The Public Service Commission is not worthy of the name.
"Public"? Absolutely not. The commission has been so averse to public disclosure of its activities that one of the recent times the Billings Gazette was forced to file a public information request to the commission to get public records, the commission responded by suing the newspaper. It was, of course, an utterly worthless lawsuit pursued at state expense, which resulted in the commission being ordered to turn over the very documents the Gazette requested.
"Service"? Not so much. The commission, despite its avowed conservative ideology, has been utterly profligate with public funds. Take former commission chair Brad Johnson, for instance. According to a legislative audit, Commissioner Johnson upgraded a plane flight to Washington, D.C., on PSC business from coach to "comfort class," a $1,414 charge, while a fellow commissioner rode in steerage for $515.
The Comfort Class Commission might be a better name.
Auditors found numerous instances of travel money spent "carelessly, extravagantly, or to no purpose."

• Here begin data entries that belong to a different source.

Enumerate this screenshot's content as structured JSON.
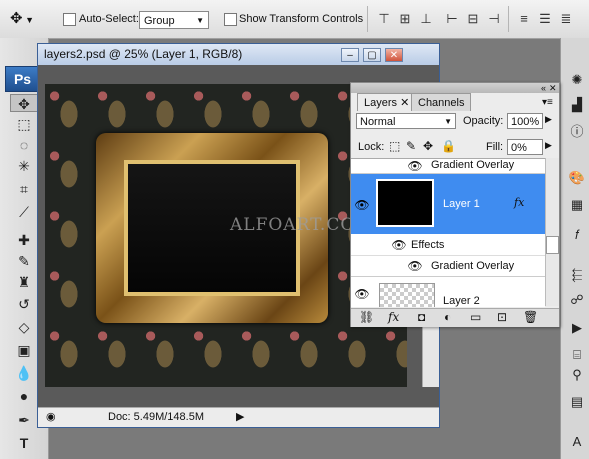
{
  "options_bar": {
    "auto_select_label": "Auto-Select:",
    "auto_select_value": "Group",
    "show_transform_label": "Show Transform Controls",
    "move_tool_icon": "move-icon"
  },
  "toolbox": {
    "logo": "Ps",
    "tools": [
      "move-icon",
      "marquee-icon",
      "lasso-icon",
      "magic-wand-icon",
      "crop-icon",
      "slice-icon",
      "healing-icon",
      "brush-icon",
      "clone-stamp-icon",
      "history-brush-icon",
      "eraser-icon",
      "gradient-icon",
      "blur-icon",
      "dodge-icon",
      "pen-icon",
      "type-icon"
    ]
  },
  "document": {
    "title": "layers2.psd @ 25% (Layer 1, RGB/8)",
    "status": "Doc: 5.49M/148.5M",
    "watermark": "ALFOART.COM"
  },
  "layers_panel": {
    "tabs": [
      "Layers",
      "Channels"
    ],
    "blend_mode": "Normal",
    "opacity_label": "Opacity:",
    "opacity_value": "100%",
    "lock_label": "Lock:",
    "fill_label": "Fill:",
    "fill_value": "0%",
    "rows": {
      "prev_gradient": "Gradient Overlay",
      "layer1": "Layer 1",
      "fx": "fx",
      "effects": "Effects",
      "gradient": "Gradient Overlay",
      "layer2": "Layer 2"
    },
    "selected_color": "#3f8cf0"
  }
}
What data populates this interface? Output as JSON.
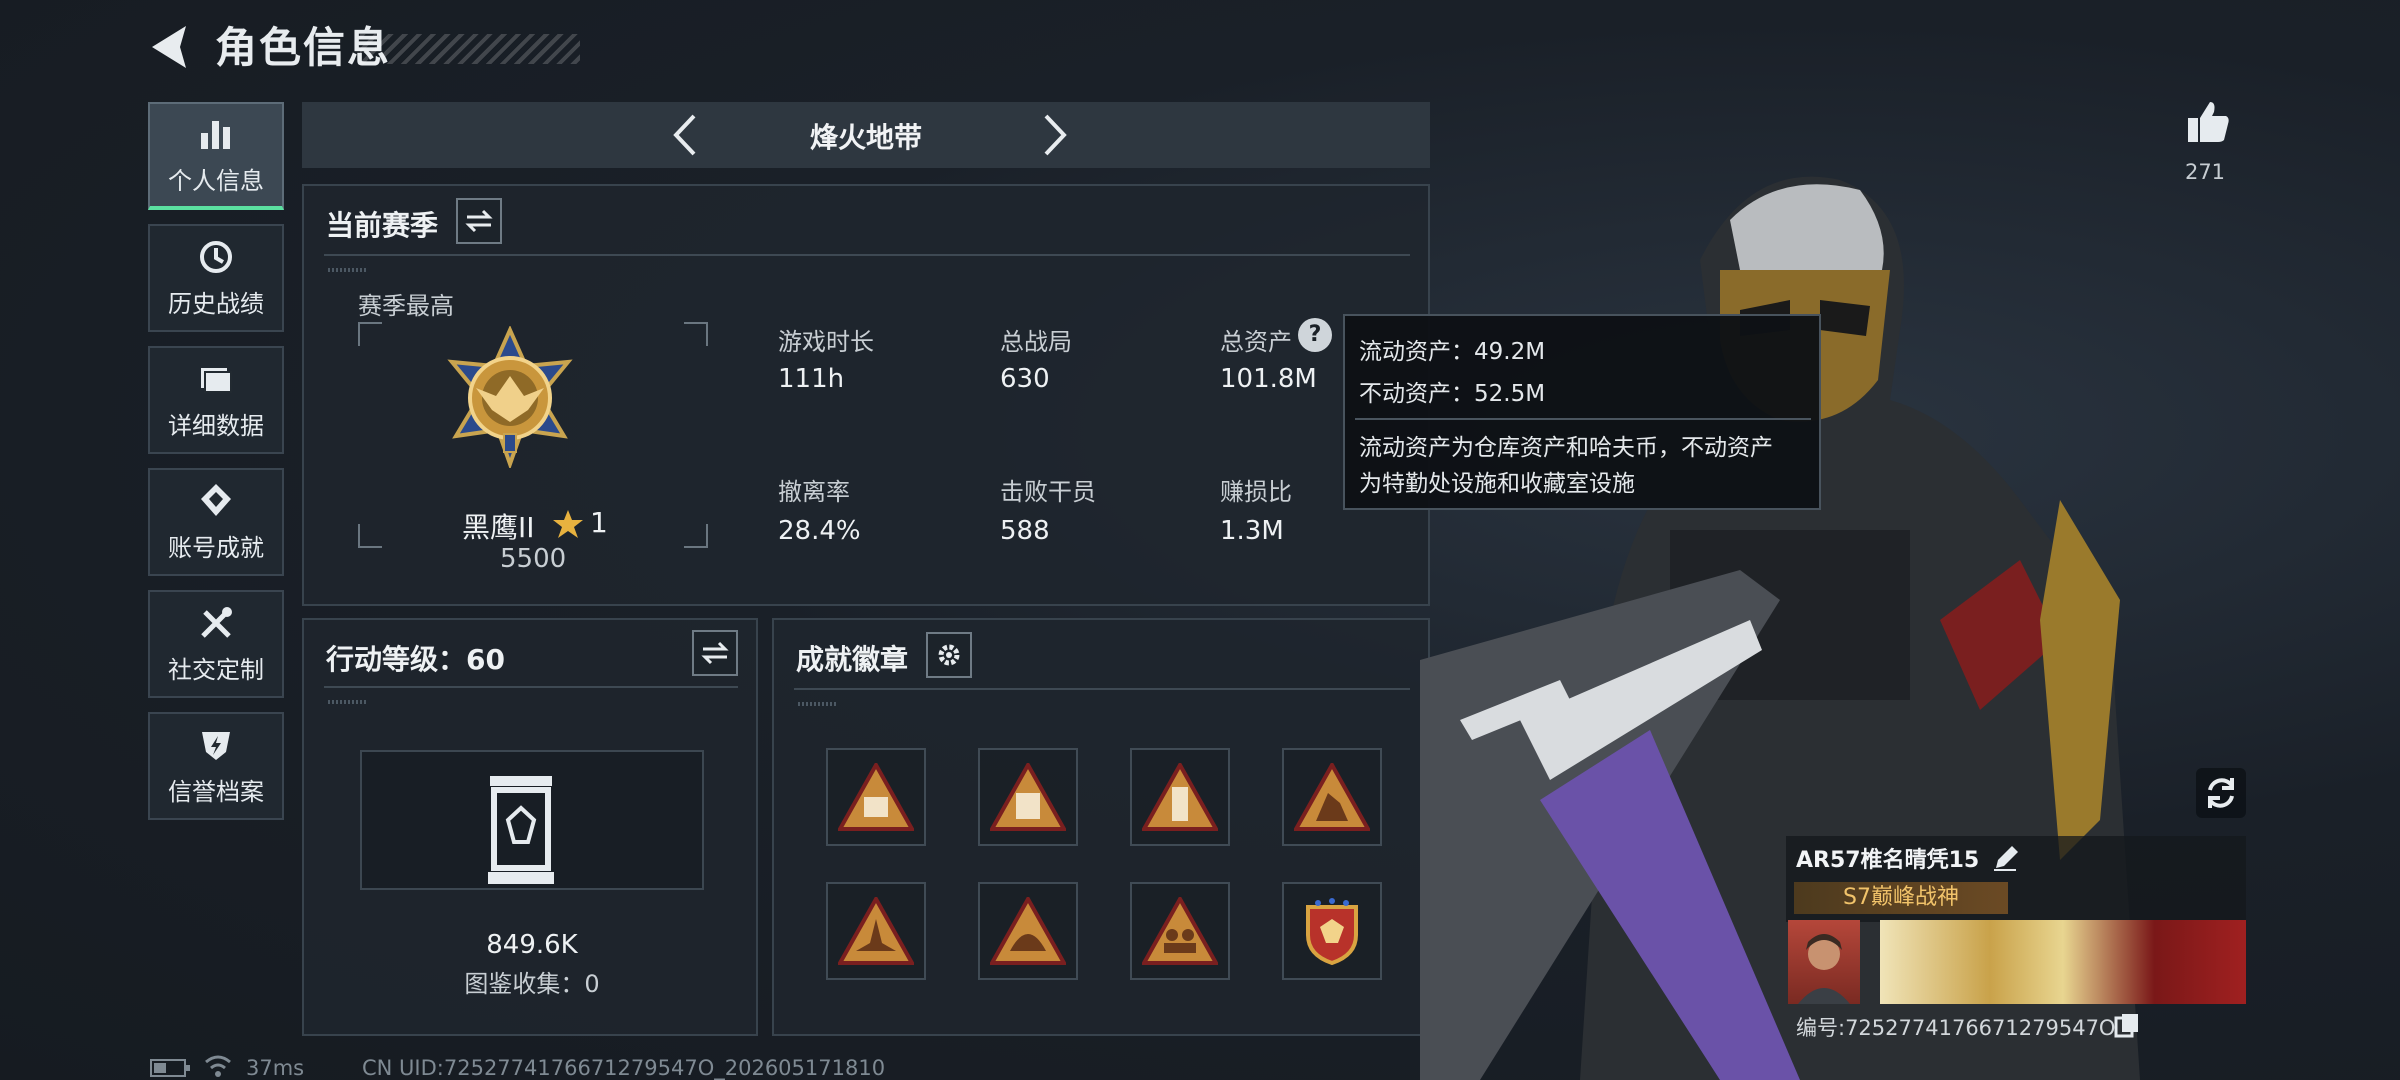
{
  "header": {
    "title": "角色信息"
  },
  "sidebar": {
    "items": [
      {
        "label": "个人信息",
        "icon": "bar-chart-icon",
        "active": true
      },
      {
        "label": "历史战绩",
        "icon": "history-icon",
        "active": false
      },
      {
        "label": "详细数据",
        "icon": "folder-icon",
        "active": false
      },
      {
        "label": "账号成就",
        "icon": "achievement-icon",
        "active": false
      },
      {
        "label": "社交定制",
        "icon": "tools-icon",
        "active": false
      },
      {
        "label": "信誉档案",
        "icon": "reputation-icon",
        "active": false
      }
    ]
  },
  "mode": {
    "title": "烽火地带"
  },
  "season": {
    "title": "当前赛季",
    "best_label": "赛季最高",
    "rank_name": "黑鹰II",
    "rank_stars": "1",
    "rank_score": "5500",
    "stats": [
      {
        "label": "游戏时长",
        "value": "111h"
      },
      {
        "label": "总战局",
        "value": "630"
      },
      {
        "label": "总资产",
        "value": "101.8M"
      },
      {
        "label": "撤离率",
        "value": "28.4%"
      },
      {
        "label": "击败干员",
        "value": "588"
      },
      {
        "label": "赚损比",
        "value": "1.3M"
      }
    ]
  },
  "tooltip": {
    "liquid": "流动资产：49.2M",
    "fixed": "不动资产：52.5M",
    "note_line1": "流动资产为仓库资产和哈夫币，不动资产",
    "note_line2": "为特勤处设施和收藏室设施"
  },
  "action": {
    "title": "行动等级：60",
    "value": "849.6K",
    "collection": "图鉴收集：0"
  },
  "badges": {
    "title": "成就徽章",
    "items": [
      "badge-s6-icon",
      "badge-s8-icon",
      "badge-tower-icon",
      "badge-runner-icon",
      "badge-plane-icon",
      "badge-helmet-icon",
      "badge-squad-icon",
      "badge-shield-eagle-icon"
    ]
  },
  "player": {
    "likes": "271",
    "name": "AR57椎名晴凭15",
    "title_badge": "S7巅峰战神",
    "id": "编号:7252774176671279547O"
  },
  "footer": {
    "latency": "37ms",
    "uid": "CN UID:7252774176671279547O_202605171810"
  },
  "colors": {
    "accent": "#5be0a0",
    "gold": "#d9a441",
    "panel": "#1f262d"
  }
}
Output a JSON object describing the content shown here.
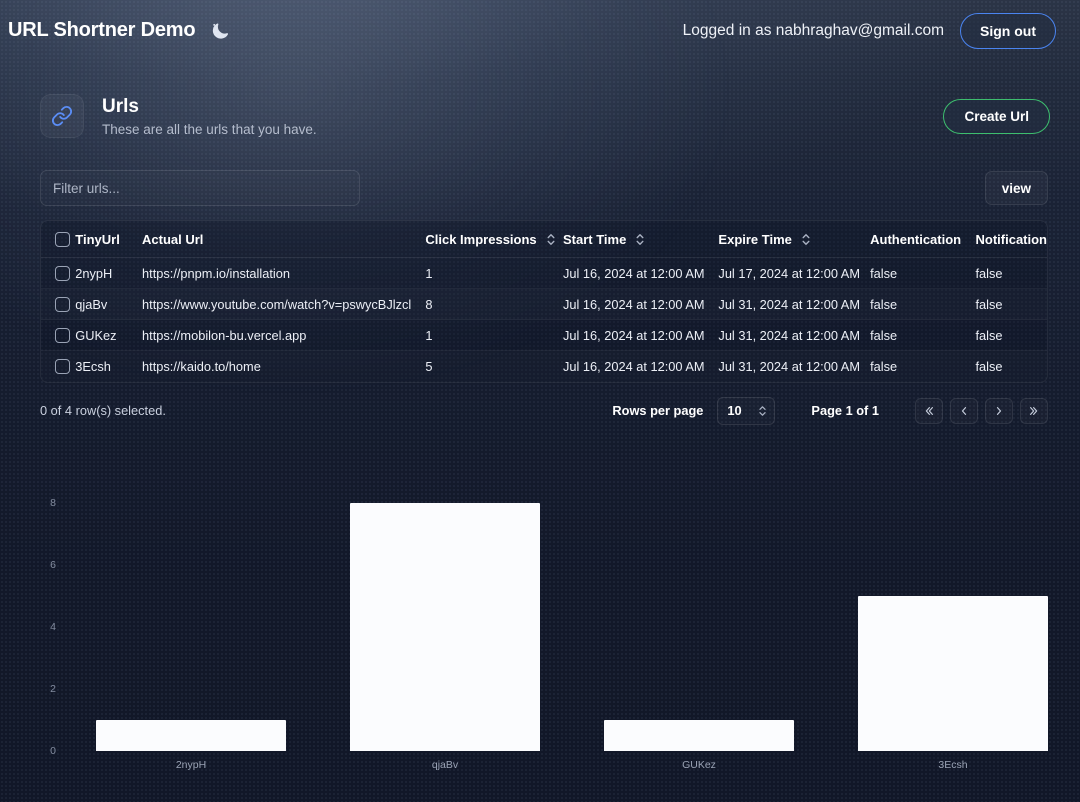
{
  "header": {
    "brand_title": "URL Shortner Demo",
    "theme_icon": "moon-stars-icon",
    "logged_in_text": "Logged in as nabhraghav@gmail.com",
    "signout_label": "Sign out",
    "signout_border_color": "#4a84f0"
  },
  "section": {
    "icon": "link-icon",
    "title": "Urls",
    "subtitle": "These are all the urls that you have.",
    "create_label": "Create Url",
    "create_border_color": "#3dbd6e"
  },
  "toolbar": {
    "filter_placeholder": "Filter urls...",
    "filter_value": "",
    "view_label": "view"
  },
  "table": {
    "columns": [
      {
        "key": "select",
        "label": "",
        "sortable": false
      },
      {
        "key": "tiny",
        "label": "TinyUrl",
        "sortable": false
      },
      {
        "key": "actual",
        "label": "Actual Url",
        "sortable": false
      },
      {
        "key": "clicks",
        "label": "Click Impressions",
        "sortable": true
      },
      {
        "key": "start",
        "label": "Start Time",
        "sortable": true
      },
      {
        "key": "expire",
        "label": "Expire Time",
        "sortable": true
      },
      {
        "key": "auth",
        "label": "Authentication",
        "sortable": false
      },
      {
        "key": "notif",
        "label": "Notification",
        "sortable": false
      }
    ],
    "rows": [
      {
        "tiny": "2nypH",
        "actual": "https://pnpm.io/installation",
        "clicks": "1",
        "start": "Jul 16, 2024 at 12:00 AM",
        "expire": "Jul 17, 2024 at 12:00 AM",
        "auth": "false",
        "notif": "false",
        "selected": false
      },
      {
        "tiny": "qjaBv",
        "actual": "https://www.youtube.com/watch?v=pswycBJlzcl",
        "clicks": "8",
        "start": "Jul 16, 2024 at 12:00 AM",
        "expire": "Jul 31, 2024 at 12:00 AM",
        "auth": "false",
        "notif": "false",
        "selected": false
      },
      {
        "tiny": "GUKez",
        "actual": "https://mobilon-bu.vercel.app",
        "clicks": "1",
        "start": "Jul 16, 2024 at 12:00 AM",
        "expire": "Jul 31, 2024 at 12:00 AM",
        "auth": "false",
        "notif": "false",
        "selected": false
      },
      {
        "tiny": "3Ecsh",
        "actual": "https://kaido.to/home",
        "clicks": "5",
        "start": "Jul 16, 2024 at 12:00 AM",
        "expire": "Jul 31, 2024 at 12:00 AM",
        "auth": "false",
        "notif": "false",
        "selected": false
      }
    ]
  },
  "footer": {
    "selection_text": "0 of 4 row(s) selected.",
    "rows_per_page_label": "Rows per page",
    "rows_per_page_value": "10",
    "page_text": "Page 1 of 1",
    "first_page_icon": "chevron-double-left-icon",
    "prev_page_icon": "chevron-left-icon",
    "next_page_icon": "chevron-right-icon",
    "last_page_icon": "chevron-double-right-icon"
  },
  "chart_data": {
    "type": "bar",
    "title": "",
    "xlabel": "",
    "ylabel": "",
    "categories": [
      "2nypH",
      "qjaBv",
      "GUKez",
      "3Ecsh"
    ],
    "values": [
      1,
      8,
      1,
      5
    ],
    "series": [
      {
        "name": "Click Impressions",
        "values": [
          1,
          8,
          1,
          5
        ]
      }
    ],
    "ylim": [
      0,
      8.6
    ],
    "yticks": [
      0,
      2,
      4,
      6,
      8
    ],
    "grid": false,
    "legend": "none",
    "bar_color": "#fbfcfe"
  }
}
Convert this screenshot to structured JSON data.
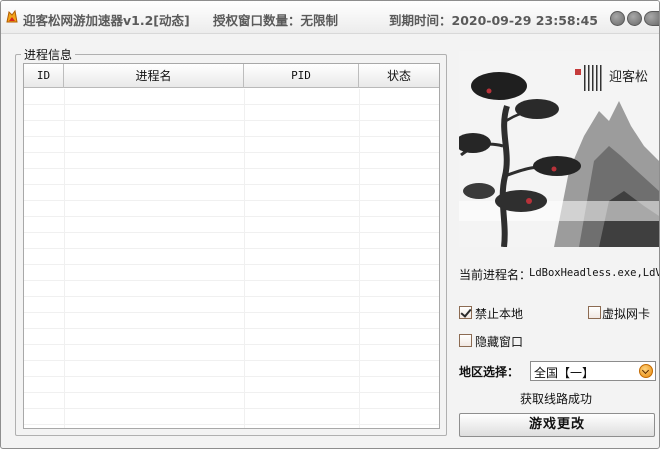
{
  "titlebar": {
    "app_title": "迎客松网游加速器v1.2[动态]",
    "auth_windows": "授权窗口数量：无限制",
    "expire_time": "到期时间：2020-09-29 23:58:45"
  },
  "process_group": {
    "legend": "进程信息",
    "columns": [
      "ID",
      "进程名",
      "PID",
      "状态"
    ],
    "rows": []
  },
  "current_process": {
    "label": "当前进程名：",
    "value": "LdBoxHeadless.exe,LdV"
  },
  "options": {
    "ban_local": {
      "label": "禁止本地",
      "checked": true
    },
    "virtual_nic": {
      "label": "虚拟网卡",
      "checked": false
    },
    "hide_window": {
      "label": "隐藏窗口",
      "checked": false
    }
  },
  "region": {
    "label": "地区选择：",
    "selected": "全国【一】"
  },
  "status": "获取线路成功",
  "action_button": "游戏更改",
  "painting": {
    "inscription": "迎客松"
  },
  "colors": {
    "accent": "#e88a0f",
    "title_text": "#5a5a5a",
    "window_bg": "#f3f3f3"
  }
}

How surprising: Comfort Class Commissioner Johnson was the only member of the commission not to attend a Monday hearing on the audit.
Arrogant, shameful, disgraceful, take your pick. We'll go for all three.
Republican state Sen. Jason Ellsworth of Hamilton said Monday that the audit shows "an unfortunate display of what I would call government irresponsibility and the government not being accountable to its citizens. I'm embarrassed by that."
Auditors found the PSC books were inaccurate by as much as $100,000 over two years ending June 30, 2020, during which time debts went unpaid and revenue went uncollected.
Really, Montana? Is this the best we can do?
It is good to remember that the core issues of the way the PSC actually does its job of regulation are separate from the recent dysfunction, secrecy and irresponsible spending. But if commissioners treat the peripheral issues of their jobs like this, how are we to have any confidence in their actual decision-making?
Current PSC Chairman James Brown of Dillon, who was elected last fall, after the audit period, said he and fellow new member Jennifer Fielder are working to bring professionalism to the commission.
That sounds like a good idea. An even better idea would be for the remaining commissioners who were serving in their $109,000-per-year jobs during the audited period — Johnson, Randy Pinocci, and Billings' Tony O'Donnell — to resign immediately. Mr. Johnson, on your way out, a check to reimburse the state for your inappropriate travel charges would be ... comforting.
This is not a partisan matter. The PSC is all Republican. If the holdover commissioners do resign — and make no mistake about it, they should — they would be replaced by Republicans. Politics is not at issue. Competence and integrity are.
— The Billings Gazette
The Billings Gazette Editorial Board includes President and Publisher Dave Worstell, Regional Editor David McCumber, and Chief Photographer Larry Mayer.